■ WHAT THE EXERCISE ASKS ■
Which lines in the material below contain the word "Data"? Copy each of them.

■ RECORDS FOR THIS TASK ■
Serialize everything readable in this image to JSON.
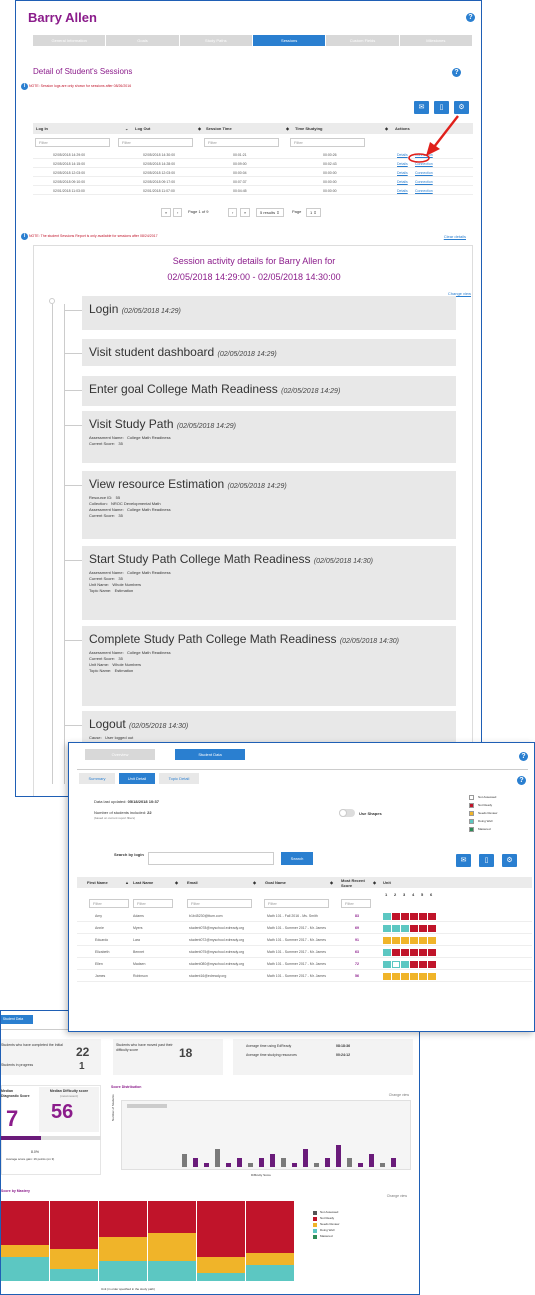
{
  "p1": {
    "title": "Barry Allen",
    "tabs": [
      "General Information",
      "Goals",
      "Study Paths",
      "Sessions",
      "Custom Fields",
      "Milestones"
    ],
    "section_title": "Detail of Student's Sessions",
    "note1": "NOTE: Session logs are only shown for sessions after 08/26/2016",
    "columns": [
      "Log In",
      "Log Out",
      "Session Time",
      "Time Studying",
      "Actions"
    ],
    "filter": "Filter",
    "rows": [
      [
        "02/05/2018 14:29:00",
        "02/05/2018 14:30:00",
        "00:01:21",
        "00:00:26"
      ],
      [
        "02/05/2018 14:15:00",
        "02/05/2018 14:28:00",
        "00:09:00",
        "00:02:43"
      ],
      [
        "02/05/2018 12:03:00",
        "02/05/2018 12:03:00",
        "00:00:04",
        "00:00:00"
      ],
      [
        "02/05/2018 09:10:00",
        "02/05/2018 09:17:00",
        "00:07:37",
        "00:00:00"
      ],
      [
        "02/01/2018 11:03:00",
        "02/01/2018 11:07:00",
        "00:04:45",
        "00:00:00"
      ]
    ],
    "details": "Details",
    "connection": "Connection",
    "pager": "Page 1 of 9",
    "per_page": "5 results",
    "page_label": "Page",
    "page_value": "1",
    "note2": "NOTE: The student Sessions Report is only available for sessions after 08/24/2017",
    "clear": "Clear details",
    "activity_title_1": "Session activity details for Barry Allen for",
    "activity_title_2": "02/05/2018 14:29:00 - 02/05/2018 14:30:00",
    "change_view": "Change view",
    "events": [
      {
        "title": "Login",
        "time": "(02/05/2018 14:29)",
        "detail": ""
      },
      {
        "title": "Visit student dashboard",
        "time": "(02/05/2018 14:29)",
        "detail": ""
      },
      {
        "title": "Enter goal  College Math Readiness",
        "time": "(02/05/2018 14:29)",
        "detail": ""
      },
      {
        "title": "Visit Study Path",
        "time": "(02/05/2018 14:29)",
        "detail": "Assessment Name:   College Math Readiness\nCurrent Score:   35"
      },
      {
        "title": "View resource  Estimation",
        "time": "(02/05/2018 14:29)",
        "detail": "Resource ID:   55\nCollection:   NROC Developmental Math\nAssessment Name:   College Math Readiness\nCurrent Score:   35"
      },
      {
        "title": "Start Study Path  College Math Readiness",
        "time": "(02/05/2018 14:30)",
        "detail": "Assessment Name:   College Math Readiness\nCurrent Score:   35\nUnit Name:   Whole Numbers\nTopic Name:   Estimation"
      },
      {
        "title": "Complete Study Path  College Math Readiness",
        "time": "(02/05/2018 14:30)",
        "detail": "Assessment Name:   College Math Readiness\nCurrent Score:   35\nUnit Name:   Whole Numbers\nTopic Name:   Estimation"
      },
      {
        "title": "Logout",
        "time": "(02/05/2018 14:30)",
        "detail": "Cause:   User logged out"
      }
    ]
  },
  "p2": {
    "tabs": [
      "Overview",
      "Student Data"
    ],
    "subtabs": [
      "Summary",
      "Unit Detail",
      "Topic Detail"
    ],
    "last_updated_label": "Data last updated:",
    "last_updated": "05/18/2018 10:37",
    "num_students_label": "Number of students included:",
    "num_students": "22",
    "num_students_note": "(based on current report filters)",
    "use_shapes": "Use Shapes",
    "legend": [
      {
        "label": "Not Assessed",
        "color": "#ffffff"
      },
      {
        "label": "Not Ready",
        "color": "#c0142a"
      },
      {
        "label": "Needs Review",
        "color": "#f0b429"
      },
      {
        "label": "Doing Well",
        "color": "#5cc7c2"
      },
      {
        "label": "Mastered",
        "color": "#2e8b57"
      }
    ],
    "search_label": "Search by login",
    "search_button": "Search",
    "columns": [
      "First Name",
      "Last Name",
      "Email",
      "Goal Name",
      "Most Recent Score",
      "Unit"
    ],
    "units": [
      "1",
      "2",
      "3",
      "4",
      "5",
      "6"
    ],
    "filter": "Filter",
    "rows": [
      {
        "first": "Amy",
        "last": "Adams",
        "email": "b1b45230@ttum.com",
        "goal": "Math 101 - Fall 2016 - Ms. Smith",
        "score": "83",
        "cells": [
          "#5cc7c2",
          "#c0142a",
          "#c0142a",
          "#c0142a",
          "#c0142a",
          "#c0142a"
        ]
      },
      {
        "first": "Annie",
        "last": "Myers",
        "email": "student078@myschool.edready.org",
        "goal": "Math 101 - Summer 2017 - Mr. James",
        "score": "69",
        "cells": [
          "#5cc7c2",
          "#5cc7c2",
          "#5cc7c2",
          "#c0142a",
          "#c0142a",
          "#c0142a"
        ]
      },
      {
        "first": "Eduardo",
        "last": "Lara",
        "email": "student072@myschool.edready.org",
        "goal": "Math 101 - Summer 2017 - Mr. James",
        "score": "91",
        "cells": [
          "#f0b429",
          "#f0b429",
          "#f0b429",
          "#f0b429",
          "#f0b429",
          "#f0b429"
        ]
      },
      {
        "first": "Elizabeth",
        "last": "Bennet",
        "email": "student075@myschool.edready.org",
        "goal": "Math 101 - Summer 2017 - Mr. James",
        "score": "63",
        "cells": [
          "#5cc7c2",
          "#c0142a",
          "#c0142a",
          "#c0142a",
          "#c0142a",
          "#c0142a"
        ]
      },
      {
        "first": "Ellen",
        "last": "Madsen",
        "email": "student080@myschool.edready.org",
        "goal": "Math 101 - Summer 2017 - Mr. James",
        "score": "72",
        "cells": [
          "#5cc7c2",
          "#ffffff",
          "#5cc7c2",
          "#c0142a",
          "#c0142a",
          "#c0142a"
        ]
      },
      {
        "first": "James",
        "last": "Robinson",
        "email": "student16@edready.org",
        "goal": "Math 101 - Summer 2017 - Mr. James",
        "score": "56",
        "cells": [
          "#f0b429",
          "#f0b429",
          "#f0b429",
          "#f0b429",
          "#f0b429",
          "#f0b429"
        ]
      }
    ]
  },
  "p3": {
    "tab": "Student Data",
    "stat1_label": "Students who have completed the Initial",
    "stat1": "22",
    "stat2_label": "Students in progress",
    "stat2": "1",
    "stat3_label": "Students who have moved past their difficulty score",
    "stat3": "18",
    "avg1_label": "Average time using EdReady",
    "avg1": "08:18:36",
    "avg2_label": "Average time studying resources",
    "avg2": "00:24:12",
    "score_dist": "Score Distribution",
    "change_view": "Change view",
    "median_label": "Median Diagnostic Score",
    "median_value": "7",
    "median_diff_label": "Median Difficulty score",
    "median_diff_sub": "(most recent)",
    "median_diff": "56",
    "pct": "8.0%",
    "avg_gain": "Average score gain: 16 points (on 3)",
    "xaxis": "Difficulty Score",
    "yaxis": "Number of Students",
    "mastery_title": "Score by Mastery",
    "mastery_x": "Unit (in order specified in the study path)",
    "legend": [
      {
        "label": "Not Assessed",
        "color": "#555555"
      },
      {
        "label": "Not Ready",
        "color": "#c0142a"
      },
      {
        "label": "Needs Review",
        "color": "#f0b429"
      },
      {
        "label": "Doing Well",
        "color": "#5cc7c2"
      },
      {
        "label": "Mastered",
        "color": "#2e8b57"
      }
    ],
    "bars": [
      3,
      2,
      1,
      4,
      1,
      2,
      1,
      2,
      3,
      2,
      1,
      4,
      1,
      2,
      5,
      2,
      1,
      3,
      1,
      2
    ]
  }
}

■ YOUR SOLUTION ■
      "Student Data"
    "last_updated_label": "Data last updated:",
    "tab": "Student Data",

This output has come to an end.